(Assignment) Scan the entries below and extract each line with the word "nome" in it.

(Page and application data records)
[Start of Attachment]
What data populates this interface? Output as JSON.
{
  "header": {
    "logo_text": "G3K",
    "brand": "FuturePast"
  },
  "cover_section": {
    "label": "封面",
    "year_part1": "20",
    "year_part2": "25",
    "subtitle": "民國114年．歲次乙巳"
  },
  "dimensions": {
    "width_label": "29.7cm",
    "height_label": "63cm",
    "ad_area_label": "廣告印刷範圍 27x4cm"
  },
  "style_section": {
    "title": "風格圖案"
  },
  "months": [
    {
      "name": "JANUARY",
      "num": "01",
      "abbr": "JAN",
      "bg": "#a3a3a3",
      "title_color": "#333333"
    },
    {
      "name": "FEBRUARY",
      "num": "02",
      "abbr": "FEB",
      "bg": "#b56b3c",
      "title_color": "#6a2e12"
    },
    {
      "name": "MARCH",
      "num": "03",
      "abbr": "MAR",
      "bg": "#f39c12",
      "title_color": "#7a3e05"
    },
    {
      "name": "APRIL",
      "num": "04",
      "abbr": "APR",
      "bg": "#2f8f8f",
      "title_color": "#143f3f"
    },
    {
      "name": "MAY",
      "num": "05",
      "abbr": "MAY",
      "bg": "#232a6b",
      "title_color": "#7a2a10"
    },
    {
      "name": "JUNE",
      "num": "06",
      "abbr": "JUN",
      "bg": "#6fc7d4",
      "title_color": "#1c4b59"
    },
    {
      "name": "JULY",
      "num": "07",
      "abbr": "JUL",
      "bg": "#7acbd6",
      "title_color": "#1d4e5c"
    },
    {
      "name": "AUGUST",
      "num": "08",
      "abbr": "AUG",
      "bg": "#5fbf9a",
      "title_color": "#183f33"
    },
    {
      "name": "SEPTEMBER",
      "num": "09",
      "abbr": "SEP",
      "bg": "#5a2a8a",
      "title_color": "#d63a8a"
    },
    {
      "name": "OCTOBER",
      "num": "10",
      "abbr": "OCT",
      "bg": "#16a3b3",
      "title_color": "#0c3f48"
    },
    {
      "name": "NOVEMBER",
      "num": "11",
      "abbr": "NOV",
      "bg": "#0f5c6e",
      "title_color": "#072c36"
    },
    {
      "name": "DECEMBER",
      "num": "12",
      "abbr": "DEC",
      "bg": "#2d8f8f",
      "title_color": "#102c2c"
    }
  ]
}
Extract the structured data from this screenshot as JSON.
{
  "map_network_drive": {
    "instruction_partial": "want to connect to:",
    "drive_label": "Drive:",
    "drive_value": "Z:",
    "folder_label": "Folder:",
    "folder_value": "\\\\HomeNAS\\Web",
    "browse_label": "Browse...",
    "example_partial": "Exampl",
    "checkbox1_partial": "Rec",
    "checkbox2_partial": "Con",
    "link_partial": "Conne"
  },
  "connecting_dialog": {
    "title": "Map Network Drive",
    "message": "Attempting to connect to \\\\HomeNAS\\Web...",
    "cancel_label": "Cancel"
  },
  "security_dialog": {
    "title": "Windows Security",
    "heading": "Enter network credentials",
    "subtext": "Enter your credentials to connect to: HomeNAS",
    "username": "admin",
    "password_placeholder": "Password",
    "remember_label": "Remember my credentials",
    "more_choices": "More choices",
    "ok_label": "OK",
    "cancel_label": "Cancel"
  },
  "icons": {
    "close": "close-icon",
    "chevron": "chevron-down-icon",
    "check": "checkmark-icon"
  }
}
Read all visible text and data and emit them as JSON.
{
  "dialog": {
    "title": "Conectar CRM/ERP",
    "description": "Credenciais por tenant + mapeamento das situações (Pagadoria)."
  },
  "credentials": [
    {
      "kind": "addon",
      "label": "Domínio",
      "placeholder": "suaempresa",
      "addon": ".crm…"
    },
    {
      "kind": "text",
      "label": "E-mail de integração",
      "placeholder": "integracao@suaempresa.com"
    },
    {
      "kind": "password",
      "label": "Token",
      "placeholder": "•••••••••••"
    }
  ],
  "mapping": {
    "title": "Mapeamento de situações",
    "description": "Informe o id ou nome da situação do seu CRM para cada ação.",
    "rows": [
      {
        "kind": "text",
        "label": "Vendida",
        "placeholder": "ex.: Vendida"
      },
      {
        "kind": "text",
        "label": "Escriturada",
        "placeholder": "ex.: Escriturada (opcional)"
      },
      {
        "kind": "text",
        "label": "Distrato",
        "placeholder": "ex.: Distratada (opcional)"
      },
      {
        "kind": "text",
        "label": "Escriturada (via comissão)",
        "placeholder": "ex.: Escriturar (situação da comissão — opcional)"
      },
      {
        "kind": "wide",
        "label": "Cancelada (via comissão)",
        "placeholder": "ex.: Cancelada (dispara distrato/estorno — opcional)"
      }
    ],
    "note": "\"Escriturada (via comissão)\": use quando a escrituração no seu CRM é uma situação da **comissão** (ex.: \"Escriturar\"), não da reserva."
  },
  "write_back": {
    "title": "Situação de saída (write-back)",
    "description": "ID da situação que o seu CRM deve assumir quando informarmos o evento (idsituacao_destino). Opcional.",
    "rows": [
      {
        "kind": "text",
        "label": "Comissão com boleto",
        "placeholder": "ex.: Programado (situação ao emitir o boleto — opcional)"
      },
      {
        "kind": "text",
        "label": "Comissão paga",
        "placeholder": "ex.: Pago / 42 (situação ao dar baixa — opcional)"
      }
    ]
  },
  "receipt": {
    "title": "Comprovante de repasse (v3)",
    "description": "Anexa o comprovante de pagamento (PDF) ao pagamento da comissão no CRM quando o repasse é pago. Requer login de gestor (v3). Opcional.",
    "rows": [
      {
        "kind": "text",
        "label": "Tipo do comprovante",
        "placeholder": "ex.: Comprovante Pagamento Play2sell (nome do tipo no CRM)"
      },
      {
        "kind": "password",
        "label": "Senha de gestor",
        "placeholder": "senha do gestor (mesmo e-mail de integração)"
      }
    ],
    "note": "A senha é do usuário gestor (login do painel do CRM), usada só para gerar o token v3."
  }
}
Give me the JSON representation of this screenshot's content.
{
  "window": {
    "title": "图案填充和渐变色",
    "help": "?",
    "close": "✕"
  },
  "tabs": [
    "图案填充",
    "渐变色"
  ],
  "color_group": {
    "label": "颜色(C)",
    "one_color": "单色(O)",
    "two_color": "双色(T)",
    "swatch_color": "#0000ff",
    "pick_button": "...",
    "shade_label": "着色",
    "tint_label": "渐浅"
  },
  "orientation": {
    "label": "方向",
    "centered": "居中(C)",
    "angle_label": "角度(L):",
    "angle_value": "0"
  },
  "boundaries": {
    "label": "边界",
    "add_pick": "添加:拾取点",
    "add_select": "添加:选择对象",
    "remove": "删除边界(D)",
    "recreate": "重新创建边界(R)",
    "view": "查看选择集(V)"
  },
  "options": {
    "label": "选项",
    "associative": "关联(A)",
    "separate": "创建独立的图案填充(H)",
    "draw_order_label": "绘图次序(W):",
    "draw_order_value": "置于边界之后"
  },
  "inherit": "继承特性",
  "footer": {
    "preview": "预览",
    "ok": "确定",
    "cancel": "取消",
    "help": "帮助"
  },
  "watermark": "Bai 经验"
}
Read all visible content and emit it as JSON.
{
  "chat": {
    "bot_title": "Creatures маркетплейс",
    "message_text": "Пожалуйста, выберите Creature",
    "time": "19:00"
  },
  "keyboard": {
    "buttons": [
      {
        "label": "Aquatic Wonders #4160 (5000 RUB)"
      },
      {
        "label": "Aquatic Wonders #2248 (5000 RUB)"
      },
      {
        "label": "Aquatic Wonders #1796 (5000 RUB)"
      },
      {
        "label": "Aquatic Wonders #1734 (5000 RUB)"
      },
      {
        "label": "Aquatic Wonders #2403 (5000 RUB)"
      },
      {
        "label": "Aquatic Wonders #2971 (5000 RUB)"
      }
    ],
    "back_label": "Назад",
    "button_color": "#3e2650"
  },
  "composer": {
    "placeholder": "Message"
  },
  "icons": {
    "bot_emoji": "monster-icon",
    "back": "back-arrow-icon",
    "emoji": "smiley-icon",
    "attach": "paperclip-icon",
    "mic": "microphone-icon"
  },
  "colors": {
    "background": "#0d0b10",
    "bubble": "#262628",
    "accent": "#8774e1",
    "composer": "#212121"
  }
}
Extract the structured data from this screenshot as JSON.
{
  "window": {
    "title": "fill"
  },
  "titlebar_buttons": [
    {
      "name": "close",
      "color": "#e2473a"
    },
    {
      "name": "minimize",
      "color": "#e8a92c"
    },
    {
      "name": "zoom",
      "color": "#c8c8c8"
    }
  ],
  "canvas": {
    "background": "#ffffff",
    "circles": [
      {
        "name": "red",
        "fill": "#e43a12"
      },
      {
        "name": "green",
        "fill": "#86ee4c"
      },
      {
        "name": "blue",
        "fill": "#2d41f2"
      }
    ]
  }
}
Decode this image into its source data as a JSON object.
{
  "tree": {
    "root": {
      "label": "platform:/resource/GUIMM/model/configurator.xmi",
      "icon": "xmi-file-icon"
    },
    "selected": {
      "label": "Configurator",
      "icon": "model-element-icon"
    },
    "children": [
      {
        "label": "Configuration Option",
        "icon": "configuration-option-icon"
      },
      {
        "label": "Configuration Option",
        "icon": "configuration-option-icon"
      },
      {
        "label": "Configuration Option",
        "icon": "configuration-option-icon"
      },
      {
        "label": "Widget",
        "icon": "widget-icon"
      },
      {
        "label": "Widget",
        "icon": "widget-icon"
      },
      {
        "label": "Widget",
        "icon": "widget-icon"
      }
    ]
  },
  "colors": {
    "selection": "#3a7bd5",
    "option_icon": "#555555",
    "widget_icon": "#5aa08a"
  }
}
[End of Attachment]
(Solution below)
    "description": "Informe o id ou nome da situação do seu CRM para cada ação.",
        "placeholder": "ex.: Comprovante Pagamento Play2sell (nome do tipo no CRM)"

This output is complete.